|International Classification||G01N33/00, G01N25/30, G01N25/48|
|Cooperative Classification||G01N25/30, G01N33/004|
|European Classification||G01N25/30, G01N33/00D2D4C|
|Nov 28, 2000||AS||Assignment|
Owner name: HONEYWELL INTERNATIONAL INC., NEW JERSEY
Free format text: ASSIGNMENT OF ASSIGNORS INTEREST;ASSIGNORS:CHANG, CHIN H.;BONNE, ULRICH;ALDERMAN, RICHARD A.;REEL/FRAME:011338/0521;SIGNING DATES FROM 20001110 TO 20001113

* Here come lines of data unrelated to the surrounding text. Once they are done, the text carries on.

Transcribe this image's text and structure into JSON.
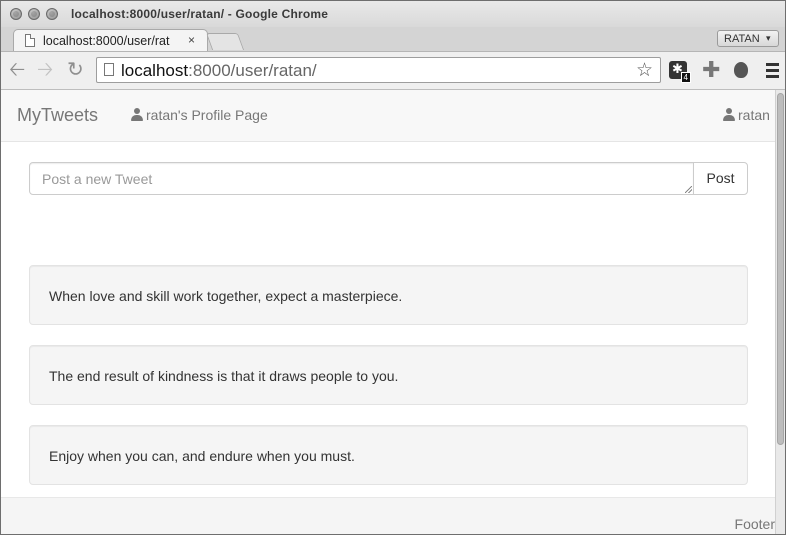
{
  "window": {
    "title": "localhost:8000/user/ratan/ - Google Chrome"
  },
  "tabs": [
    {
      "label": "localhost:8000/user/rat",
      "close": "×"
    }
  ],
  "profile_button": {
    "label": "RATAN",
    "arrow": "▾"
  },
  "toolbar": {
    "url_host": "localhost",
    "url_rest": ":8000/user/ratan/",
    "extension_badge": "4",
    "icons": [
      "back-icon",
      "forward-icon",
      "reload-icon",
      "page-icon",
      "star-icon",
      "extension-icon",
      "puzzle-icon",
      "fingerprint-icon",
      "menu-icon"
    ]
  },
  "navbar": {
    "brand": "MyTweets",
    "profile_link": "ratan's Profile Page",
    "user": "ratan"
  },
  "composer": {
    "placeholder": "Post a new Tweet",
    "post_label": "Post"
  },
  "tweets": [
    {
      "text": "When love and skill work together, expect a masterpiece."
    },
    {
      "text": "The end result of kindness is that it draws people to you."
    },
    {
      "text": "Enjoy when you can, and endure when you must."
    }
  ],
  "footer": {
    "text": "Footer"
  },
  "colors": {
    "navbar_bg": "#f8f8f8",
    "well_bg": "#f5f5f5",
    "link_text": "#777777",
    "body_text": "#333333"
  }
}
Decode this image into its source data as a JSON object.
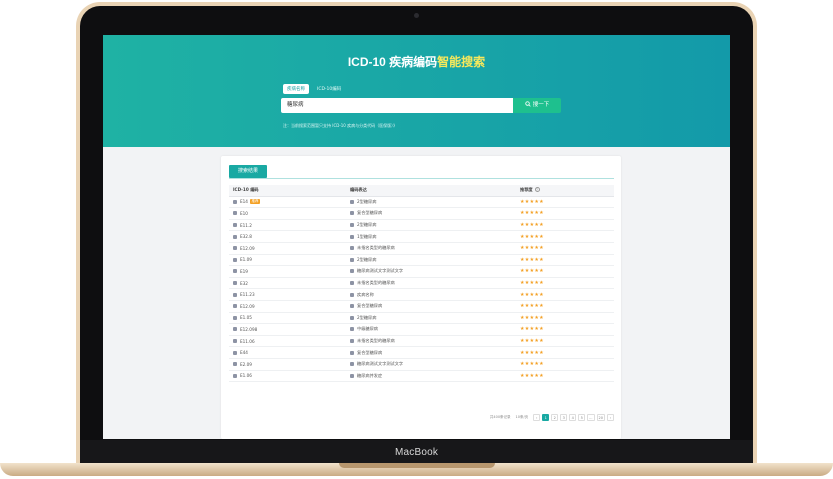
{
  "colors": {
    "brand": "#19a9a3",
    "highlight": "#f6e85c",
    "search_button": "#1ec08e",
    "star": "#f3a024"
  },
  "device": {
    "label": "MacBook"
  },
  "hero": {
    "title_prefix": "ICD-10 疾病编码",
    "title_highlight": "智能搜索",
    "tabs": [
      {
        "label": "疾病名称",
        "active": true
      },
      {
        "label": "ICD-10编码",
        "active": false
      }
    ],
    "search_value": "糖尿病",
    "search_button_label": "搜一下",
    "note": "注：当前搜索范围暂只支持 ICD-10 疾病与分类代码（医保版）》"
  },
  "results": {
    "tab_label": "搜索结果",
    "columns": {
      "code": "ICD-10 编码",
      "expr": "编码表达",
      "rating": "推荐度"
    },
    "rows": [
      {
        "code": "E14",
        "badge": "推荐",
        "expr": "2型糖尿病",
        "stars": "★★★★★"
      },
      {
        "code": "E10",
        "badge": "",
        "expr": "复合型糖尿病",
        "stars": "★★★★★"
      },
      {
        "code": "E11.2",
        "badge": "",
        "expr": "2型糖尿病",
        "stars": "★★★★★"
      },
      {
        "code": "E32.8",
        "badge": "",
        "expr": "1型糖尿病",
        "stars": "★★★★★"
      },
      {
        "code": "E12.09",
        "badge": "",
        "expr": "未指名类型的糖尿病",
        "stars": "★★★★★"
      },
      {
        "code": "E1.09",
        "badge": "",
        "expr": "2型糖尿病",
        "stars": "★★★★★"
      },
      {
        "code": "E19",
        "badge": "",
        "expr": "糖尿病测试文字测试文字",
        "stars": "★★★★★"
      },
      {
        "code": "E32",
        "badge": "",
        "expr": "未指名类型的糖尿病",
        "stars": "★★★★★"
      },
      {
        "code": "E11.23",
        "badge": "",
        "expr": "疾病名称",
        "stars": "★★★★★"
      },
      {
        "code": "E12.09",
        "badge": "",
        "expr": "复合型糖尿病",
        "stars": "★★★★★"
      },
      {
        "code": "E1.05",
        "badge": "",
        "expr": "2型糖尿病",
        "stars": "★★★★★"
      },
      {
        "code": "E12.098",
        "badge": "",
        "expr": "中级糖尿病",
        "stars": "★★★★★"
      },
      {
        "code": "E11.06",
        "badge": "",
        "expr": "未指名类型的糖尿病",
        "stars": "★★★★★"
      },
      {
        "code": "E44",
        "badge": "",
        "expr": "复合型糖尿病",
        "stars": "★★★★★"
      },
      {
        "code": "E2.09",
        "badge": "",
        "expr": "糖尿病测试文字测试文字",
        "stars": "★★★★★"
      },
      {
        "code": "E1.06",
        "badge": "",
        "expr": "糖尿病并发症",
        "stars": "★★★★★"
      }
    ],
    "pagination": {
      "total_text": "共400条记录",
      "page_size_text": "10条/页",
      "prev": "‹",
      "pages": [
        "1",
        "2",
        "3",
        "4",
        "5",
        "...",
        "20"
      ],
      "next": "›",
      "current": "1"
    }
  }
}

|Apr 26, 2006||FPAY||Fee payment|
Year of fee payment: 4
|Apr 22, 2010||FPAY||Fee payment|
Year of fee payment: 8
|Jun 13, 2014||REMI||Maintenance fee reminder mailed|
|Nov 5, 2014||LAPS||Lapse for failure to pay maintenance fees|
|Dec 23, 2014||FP||Expired due to failure to pay maintenance fee|
Effective date: 20141105